Sir Howard Stringer, Sony's chairman and CEO, was blunt throughout the call -- impressively so considering Sony corporate culture. "We simply have no alternate but to dramatically change the fundamental ways we view our business and the ways we create, manufacture and distribute our products," he said. Lateness to market in particular "will no longer be tolerated," and networked products will be embraced with fervor -- with new emphasis on what consumers want and a de-emphasis on tech advances for the sake of tech advance. And: "Simply put, we will execute more quickly and move beyond our tradition impulse toward consensus."
The company has revised its sales and operating revenue forecast down to $86.7 billion, down from October's $101.4 billion estimate. The $2.93-billion operating loss compares year-over-year to a profit of $5.4 billion. Net income year over year is predicted to be a $1.69 billion loss, compared to $4.16 billion in profit during 3Q '07-'08. (Numbers are calculated on today's exchange rate of US$1 = 88.77 JPY.).
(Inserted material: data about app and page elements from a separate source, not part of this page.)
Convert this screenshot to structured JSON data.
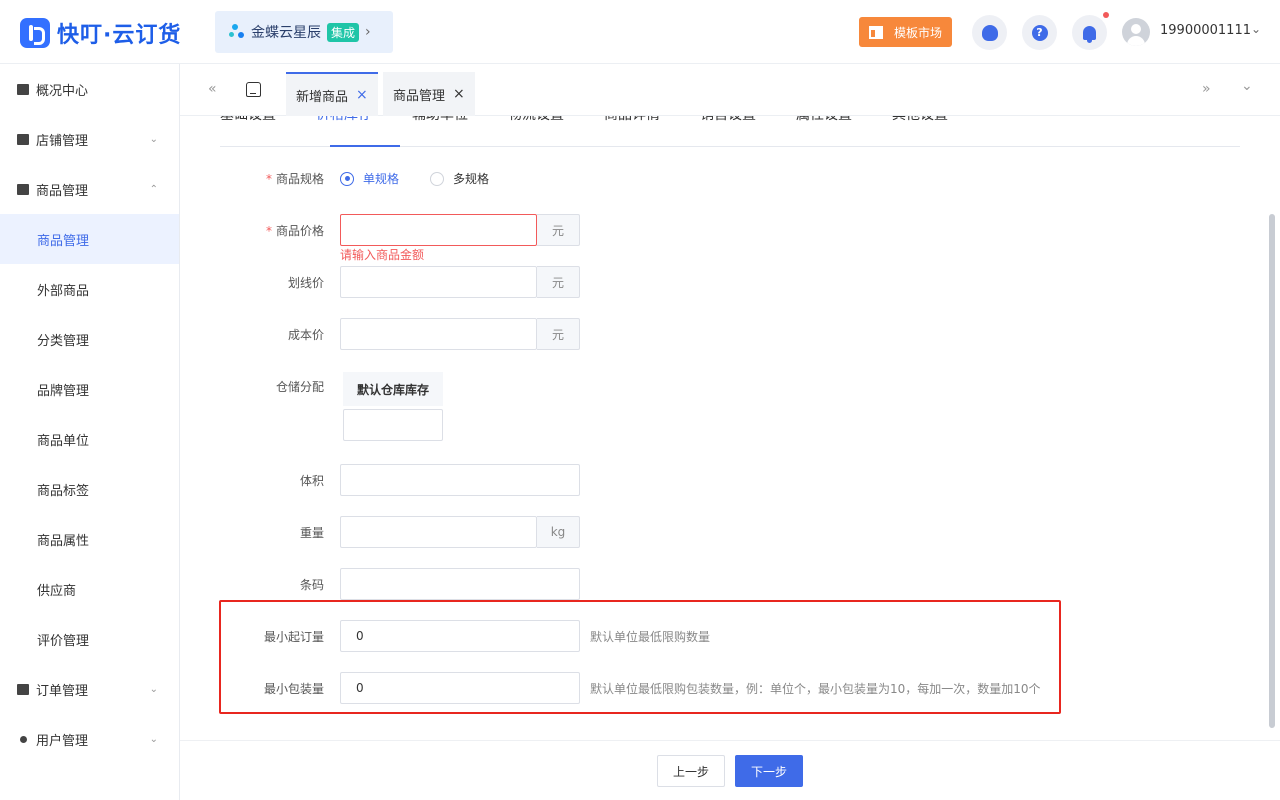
{
  "header": {
    "brand": "快叮·云订货",
    "kingdee": {
      "name": "金蝶云星辰",
      "badge": "集成",
      "chevron": "›"
    },
    "template_market": "模板市场",
    "support_icon": "headset-icon",
    "help_icon": "help-icon",
    "help_glyph": "?",
    "bell_icon": "bell-icon",
    "user": "19900001111",
    "user_chevron": "⌄"
  },
  "sidebar": {
    "groups": [
      {
        "label": "概况中心",
        "icon": "dashboard-icon"
      },
      {
        "label": "店铺管理",
        "icon": "store-icon",
        "chevron": "⌄"
      },
      {
        "label": "商品管理",
        "icon": "goods-icon",
        "chevron": "⌃"
      },
      {
        "label": "订单管理",
        "icon": "order-icon",
        "chevron": "⌄"
      },
      {
        "label": "用户管理",
        "icon": "user-icon",
        "chevron": "⌄"
      }
    ],
    "items": [
      {
        "label": "商品管理",
        "active": true
      },
      {
        "label": "外部商品"
      },
      {
        "label": "分类管理"
      },
      {
        "label": "品牌管理"
      },
      {
        "label": "商品单位"
      },
      {
        "label": "商品标签"
      },
      {
        "label": "商品属性"
      },
      {
        "label": "供应商"
      },
      {
        "label": "评价管理"
      }
    ]
  },
  "tabs": {
    "left_arrows": "«",
    "right_arrows": "»",
    "dropdown": "⌄",
    "items": [
      {
        "label": "新增商品",
        "close": "×",
        "active": true
      },
      {
        "label": "商品管理",
        "close": "×"
      }
    ]
  },
  "subtabs": [
    "基础设置",
    "价格库存",
    "辅助单位",
    "物流设置",
    "商品详情",
    "销售设置",
    "属性设置",
    "其他设置"
  ],
  "subtab_active": 1,
  "form": {
    "spec_label": "商品规格",
    "spec_single": "单规格",
    "spec_multi": "多规格",
    "price_label": "商品价格",
    "price_value": "",
    "price_unit": "元",
    "price_error": "请输入商品金额",
    "list_price_label": "划线价",
    "list_price_unit": "元",
    "cost_label": "成本价",
    "cost_unit": "元",
    "storage_label": "仓储分配",
    "storage_header": "默认仓库库存",
    "volume_label": "体积",
    "weight_label": "重量",
    "weight_unit": "kg",
    "barcode_label": "条码",
    "min_order_label": "最小起订量",
    "min_order_value": "0",
    "min_order_hint": "默认单位最低限购数量",
    "min_pack_label": "最小包装量",
    "min_pack_value": "0",
    "min_pack_hint": "默认单位最低限购包装数量，例：单位个，最小包装量为10，每加一次，数量加10个"
  },
  "footer": {
    "prev": "上一步",
    "next": "下一步"
  },
  "colors": {
    "primary": "#3f6be8",
    "error": "#f25a5a",
    "highlight_box": "#e8261f",
    "template_button": "#f7883b"
  }
}
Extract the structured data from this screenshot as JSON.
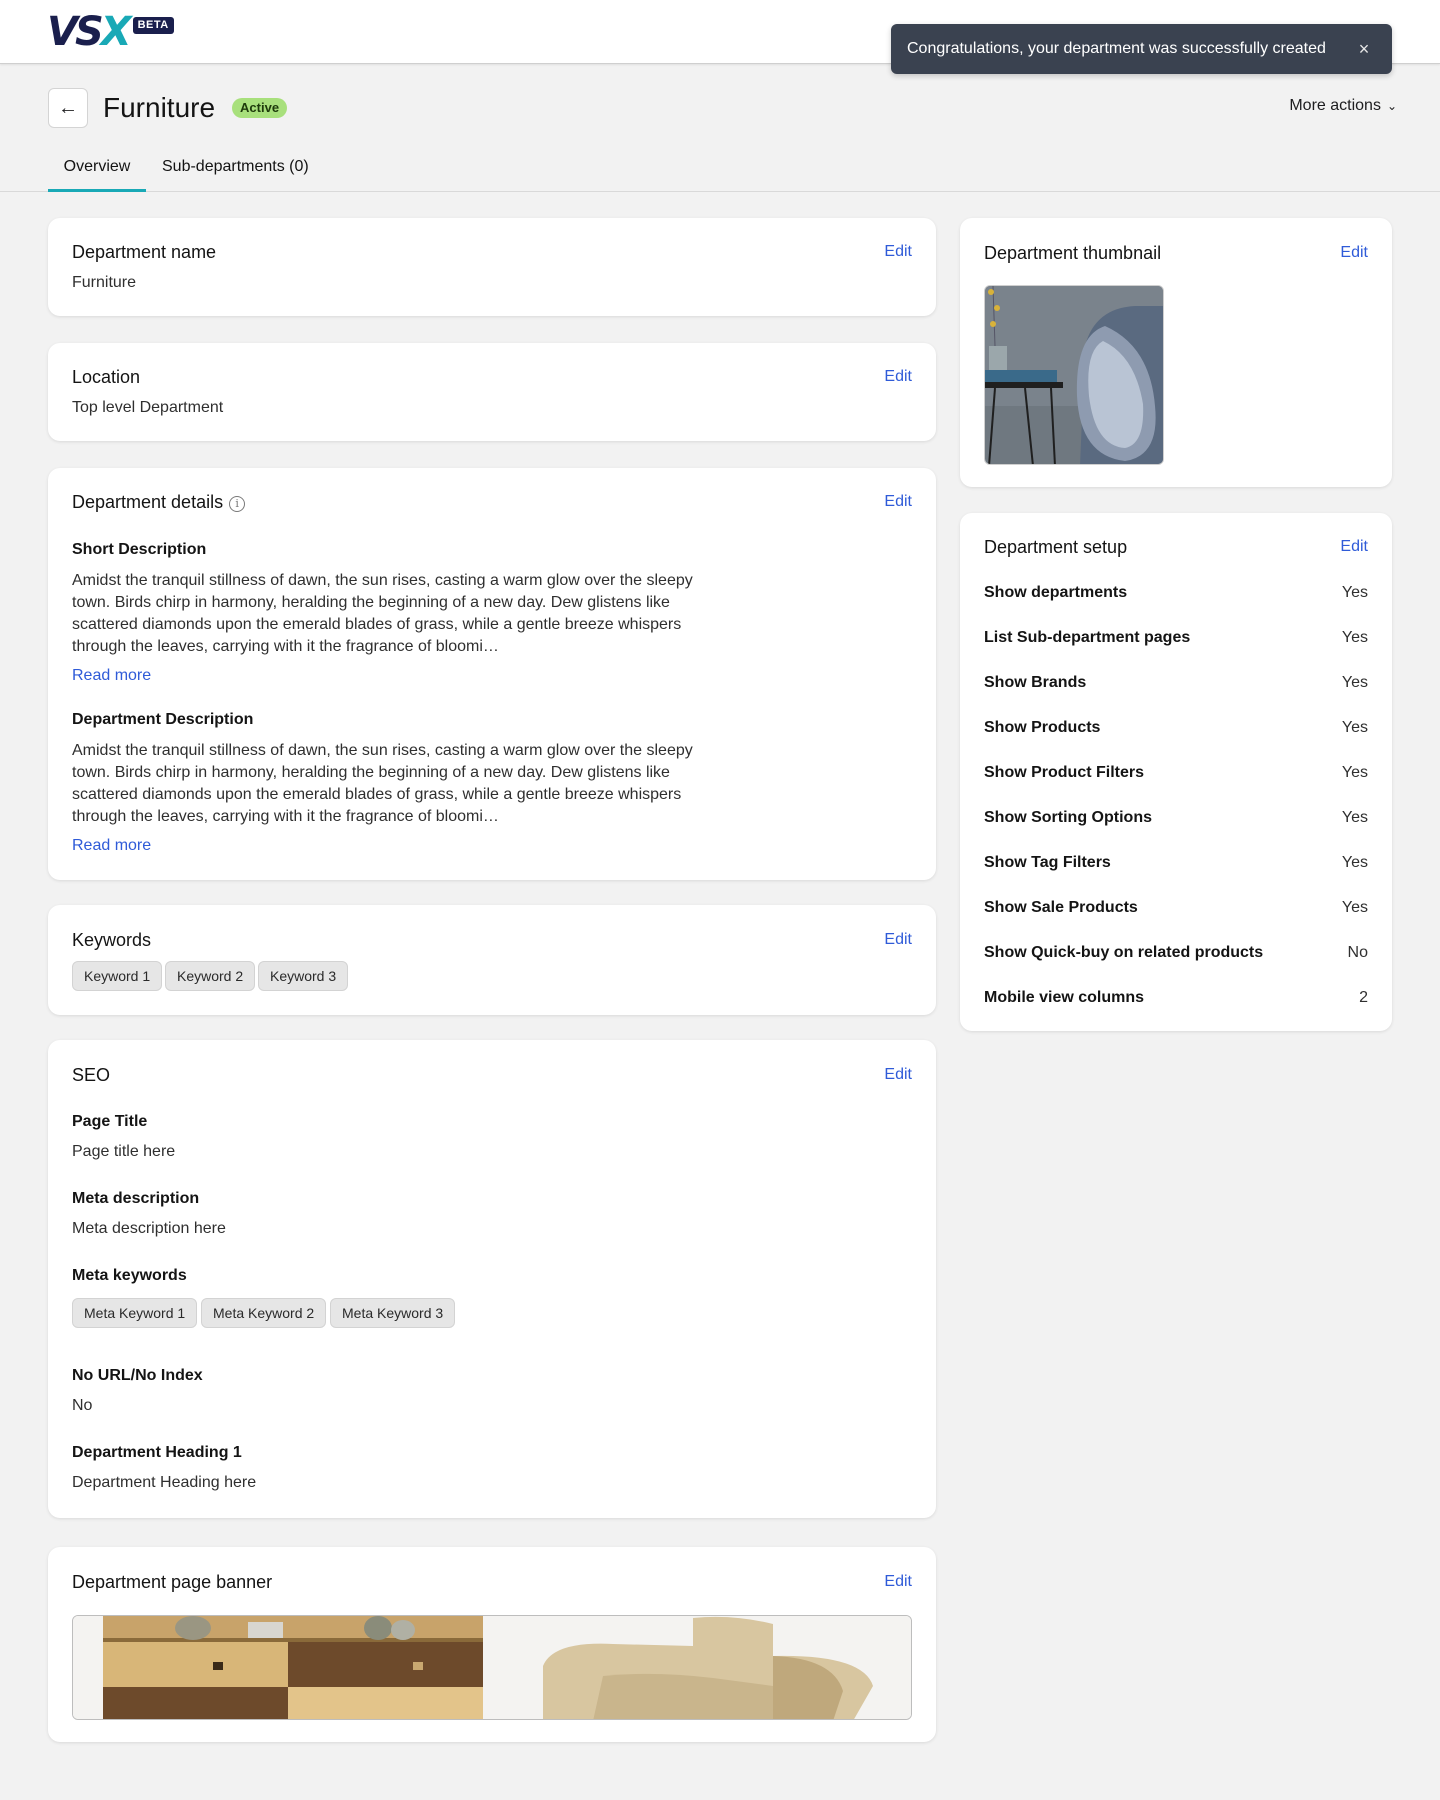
{
  "logo": {
    "text_main": "VS",
    "text_x": "X",
    "badge": "BETA"
  },
  "toast": {
    "message": "Congratulations, your department was successfully created",
    "close": "×"
  },
  "header": {
    "back": "←",
    "title": "Furniture",
    "status": "Active",
    "more_actions": "More actions",
    "more_chevron": "⌄"
  },
  "tabs": [
    {
      "label": "Overview",
      "active": true
    },
    {
      "label": "Sub-departments (0)",
      "active": false
    }
  ],
  "edit_label": "Edit",
  "department_name": {
    "title": "Department name",
    "value": "Furniture"
  },
  "location": {
    "title": "Location",
    "value": "Top level Department"
  },
  "details": {
    "title": "Department details",
    "info_icon": "i",
    "short_label": "Short Description",
    "short_text": "Amidst the tranquil stillness of dawn, the sun rises, casting a warm glow over the sleepy town. Birds chirp in harmony, heralding the beginning of a new day. Dew glistens like scattered diamonds upon the emerald blades of grass, while a gentle breeze whispers through the leaves, carrying with it the fragrance of bloomi…",
    "read_more": "Read more",
    "dept_label": "Department Description",
    "dept_text": "Amidst the tranquil stillness of dawn, the sun rises, casting a warm glow over the sleepy town. Birds chirp in harmony, heralding the beginning of a new day. Dew glistens like scattered diamonds upon the emerald blades of grass, while a gentle breeze whispers through the leaves, carrying with it the fragrance of bloomi…"
  },
  "keywords": {
    "title": "Keywords",
    "items": [
      "Keyword 1",
      "Keyword 2",
      "Keyword 3"
    ]
  },
  "seo": {
    "title": "SEO",
    "page_title_label": "Page Title",
    "page_title_value": "Page title here",
    "meta_desc_label": "Meta description",
    "meta_desc_value": "Meta description here",
    "meta_keywords_label": "Meta keywords",
    "meta_keywords": [
      "Meta Keyword 1",
      "Meta Keyword 2",
      "Meta Keyword 3"
    ],
    "no_url_label": "No URL/No Index",
    "no_url_value": "No",
    "heading_label": "Department Heading 1",
    "heading_value": "Department Heading here"
  },
  "banner": {
    "title": "Department page banner"
  },
  "thumbnail": {
    "title": "Department thumbnail"
  },
  "setup": {
    "title": "Department setup",
    "rows": [
      {
        "label": "Show departments",
        "value": "Yes"
      },
      {
        "label": "List Sub-department pages",
        "value": "Yes"
      },
      {
        "label": "Show Brands",
        "value": "Yes"
      },
      {
        "label": "Show Products",
        "value": "Yes"
      },
      {
        "label": "Show Product Filters",
        "value": "Yes"
      },
      {
        "label": "Show Sorting Options",
        "value": "Yes"
      },
      {
        "label": "Show Tag Filters",
        "value": "Yes"
      },
      {
        "label": "Show Sale Products",
        "value": "Yes"
      },
      {
        "label": "Show Quick-buy on related products",
        "value": "No"
      },
      {
        "label": "Mobile view columns",
        "value": "2"
      }
    ]
  },
  "colors": {
    "accent": "#19a9b6",
    "link": "#2f5bd8",
    "status_bg": "#a8e07c",
    "toast_bg": "#3a4250",
    "page_bg": "#f2f2f2"
  }
}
Sony's been taking, in retrospect, rather small steps to prepare the market for this news, revising its annual forecasts down in July and October of last year. The previously announced layoffs of 16,000 employees were also part of that process and will be accelerated in light of current events. And though it seems like thin gruel against the looming joblessness of a large village's worth of people, Sony's three CEOs say they'll waive their bonuses for the current fiscal year (which ends in March), cut their own bonuses for the next year, and decrease their salaries. Management-level employees will likewise see cuts in base pay and bonuses.
What happened to the company that said that diversified, entertainment-heavy outfits such as theirs are particularly well-positioned to weather the storm? Games are indeed predicted to be stronger than other sectors, but even that division will deliver $335 million less than previously forecast. Competition is hitting Sony hard, too, on every front from the digital home (Microsoft, Apple) to the mobile phone (LG, Samsung). Overall, electronics income is forecast to be $3.81 billion lower than previously forecast.
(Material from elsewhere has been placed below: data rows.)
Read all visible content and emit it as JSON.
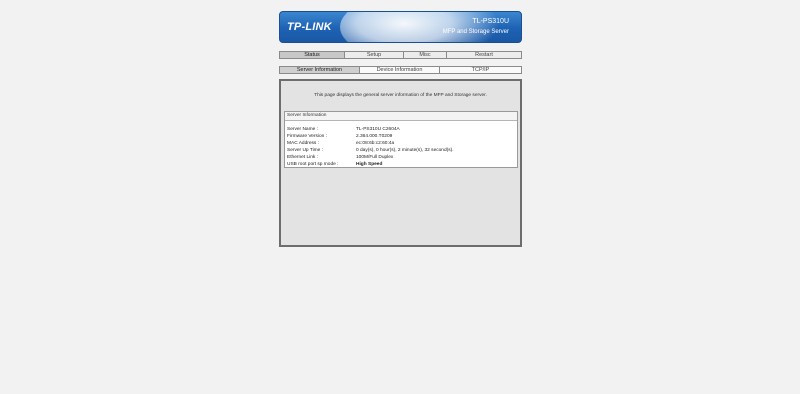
{
  "header": {
    "logo": "TP-LINK",
    "model": "TL-PS310U",
    "description": "MFP and Storage Server"
  },
  "nav": {
    "main": [
      "Status",
      "Setup",
      "Misc",
      "Restart"
    ],
    "sub": [
      "Server Information",
      "Device Information",
      "TCP/IP"
    ]
  },
  "content": {
    "intro": "This page displays the general server information of the MFP and Storage server.",
    "section_title": "Server Information",
    "rows": [
      {
        "label": "Server Name :",
        "value": "TL-PS310U C2604A"
      },
      {
        "label": "Firmware Version :",
        "value": "2.364.000.T0209"
      },
      {
        "label": "MAC Address :",
        "value": "ec:08:6b:c2:60:4a"
      },
      {
        "label": "Server Up Time :",
        "value": "0 day(s), 0 hour(s), 2 minute(s), 32 second(s)."
      },
      {
        "label": "Ethernet Link :",
        "value": "100M/Full Duplex"
      },
      {
        "label": "USB root port sp mode :",
        "value": "High Speed"
      }
    ]
  }
}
But there are a lot of factors beyond the economy and Sir Howard's impatience with Sony's slow-moving corporate culture playing into this announcement. The relative strength of the yen is presenting a real problem for the Japan-based firm, representing (for instance) a bit over an eighth of the loss in the Electronics segment alone. Restructuring charges and, in the case of the Financial Services segment, losses in the Japanese stock market affecting earnings for Sony Life Insurance Co. Ltd play a role as well.
Change is coming, and not the cheerful let's all-gather-in-DC-for-a-party type. In a departure from the usual we're-staying-the-course cant one hears on these calls, Sony says it'll restructure its games, music and movie businesses at a cost of $1.9 billion. Outsourcing will increase, and several production centers worldwide (in France, Slovakia, and Japan) will close.
The electronics division will see consolidation of manufacturing sites and layoffs too, with the Ichinomaya LCD TV plant closing and 30% headcount cuts planned for the Design Operations team. The company says it expects those changes to save the company around $90 billion by the end of the '09-'10 fiscal year.
Stringer noted that the executive team had been analyzing the necessary cuts -- $2 billion of them -- since October, acknowledged that managing the pace of the planned transitions "will be an achievement of itself." he noted that the company's still in the throes of executing his plans for transition, which exposes them to heightened peril in these times "Our own historical legacy sometimes constrains us. We are aware that there is too much old Sony and not enough new," he said, citing fixed costs and the eternal "silo wars" he has deplored at the company in the past as continuing problems.
Sony's actual Q3 earnings call is slated for next week.